The tremendous capacity of our senses to discriminate what’s going on around us is not often something we take the time to think about.
We’ve all heard about the extraordinary resolution of the eagle’s eye which is able to see small prey animals from great distances, and about the sonar capabilities of the bat which enables it to generate a changing three-dimensional view of all the objects and insects in its flight path, in spite of the absence of light. We’ve also known for some time about both the bear’s keen ability to detect faint odors and the direction from which they arrive at its nose, and the elephant’s ability to hear sounds having frequencies well below anything we can hear.
Work over the past couple of decades has shown that humans, whose eyes can see colors with wavelengths between 390 nanometers and 700 nanometers (a nanometer is a millionth of a millimeter), can distinguish something between 2.3 and 7.5 million colors within that range of wavelengths. I certainly have difficulty believing this but this number range has not been challenged to date as far as I know.
Similarly our ability to detect different musical tones within the frequency of human hearing range of 20 to 20,000 cycles per second has been investigated and found to be about 340,000 tones, again an almost unimaginable number. Clearly, however, this number of distinguishable tones often diminishes with advanced age.
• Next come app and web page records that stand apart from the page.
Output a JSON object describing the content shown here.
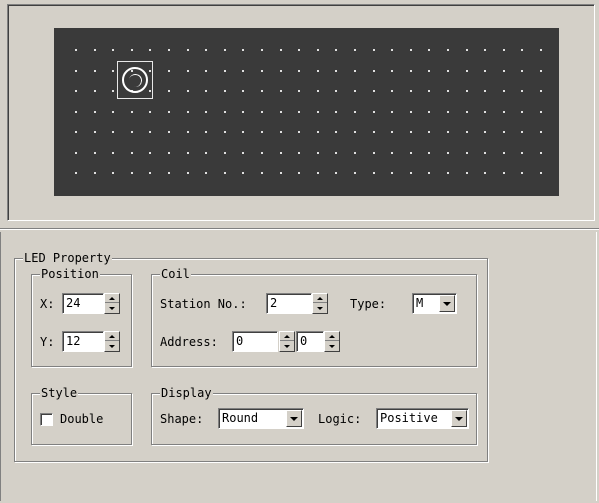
{
  "led_property": {
    "title": "LED Property",
    "position": {
      "title": "Position",
      "x_label": "X:",
      "x_value": "24",
      "y_label": "Y:",
      "y_value": "12"
    },
    "coil": {
      "title": "Coil",
      "station_label": "Station No.:",
      "station_value": "2",
      "type_label": "Type:",
      "type_value": "M",
      "address_label": "Address:",
      "address_value": "0",
      "address_bit_value": "0"
    },
    "style": {
      "title": "Style",
      "double_label": "Double",
      "double_checked": false
    },
    "display": {
      "title": "Display",
      "shape_label": "Shape:",
      "shape_value": "Round",
      "logic_label": "Logic:",
      "logic_value": "Positive"
    }
  },
  "icons": [
    "led-round-icon",
    "spin-up-icon",
    "spin-down-icon",
    "dropdown-arrow-icon"
  ],
  "colors": {
    "canvas_bg": "#3a3a3a",
    "grid_dot": "#e0e0e0",
    "dialog_bg": "#d4d0c8",
    "led_outline": "#ffffff"
  }
}
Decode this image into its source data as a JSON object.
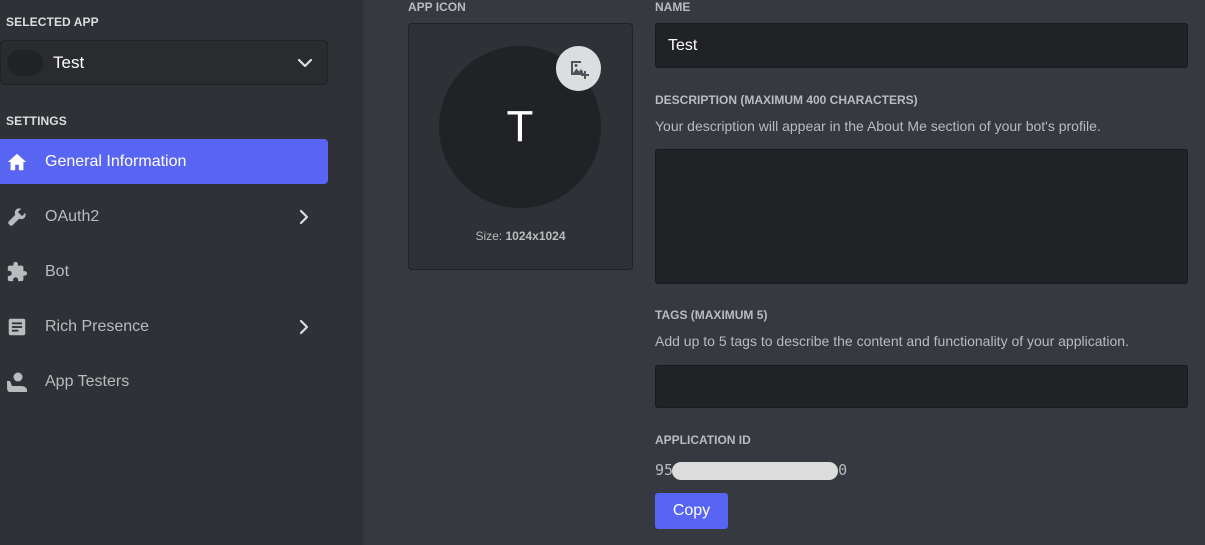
{
  "sidebar": {
    "selected_app_label": "SELECTED APP",
    "selected_app_name": "Test",
    "settings_label": "SETTINGS",
    "items": [
      {
        "label": "General Information",
        "icon": "home-icon",
        "active": true
      },
      {
        "label": "OAuth2",
        "icon": "wrench-icon"
      },
      {
        "label": "Bot",
        "icon": "puzzle-icon"
      },
      {
        "label": "Rich Presence",
        "icon": "document-icon"
      },
      {
        "label": "App Testers",
        "icon": "person-icon"
      }
    ]
  },
  "app_icon": {
    "label": "APP ICON",
    "letter": "T",
    "size_prefix": "Size:",
    "size_value": "1024x1024"
  },
  "name": {
    "label": "NAME",
    "value": "Test"
  },
  "description": {
    "label": "DESCRIPTION (MAXIMUM 400 CHARACTERS)",
    "helper": "Your description will appear in the About Me section of your bot's profile.",
    "value": ""
  },
  "tags": {
    "label": "TAGS (MAXIMUM 5)",
    "helper": "Add up to 5 tags to describe the content and functionality of your application.",
    "value": ""
  },
  "application_id": {
    "label": "APPLICATION ID",
    "prefix": "95",
    "suffix": "0",
    "copy_label": "Copy"
  },
  "colors": {
    "accent": "#5865f2",
    "background": "#36393f",
    "sidebar": "#2f3136"
  }
}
This past March four scientists published their efforts to determine how many olfactory stimuli, or different odors, humans could distinguish. The project was made more difficult because there was no known “range” of odors “beneath” or “above” which we cannot smell. Single odor molecules do have to be volatile. That is the molecule has to exist as a gas in the vapor phase so that it can be transported by air to the olfactory nerve endings high up in our nose. Thus there is a restricted range of temperatures that will allow us to smell some molecule. If it were too cold, the molecule would not move through the air but instead be frozen in some ice-like state. While if it were too warm our olfactory nerve endings would be destroyed and made insensible. Research done in the early part of the 20th Century suggested that humans seemed able discriminate about 10,000 different odors. In most cases what we sense as an odor is a mixture of many different molecules. For example, it has been determined that the scent of a rose is composed of a mixture of some 275 different components. Therefore, what we can distinguish as a different odor is usually just a mixture containing different amounts (from zero to 100%) of each the various vapors we are able to detect with our nose. These scientists controlled their tests so as to eliminate those differences based solely on the quantity of a particular odorant mixture in the sample being tested. The 26 human subjects they used were given three vials to smell. Two contained the same mixture but in different concentrations in the odorless solvent used to dissolve the odorants, while the third vial contained a different mixture. In these double-blind tests, the subjects had to pick out the one containing the different mixture.
The astounding results obtained indicated that humans are able to discriminate more than one trillion different odors! Clearly, most of us rarely make significant use of this phenomenal capacity.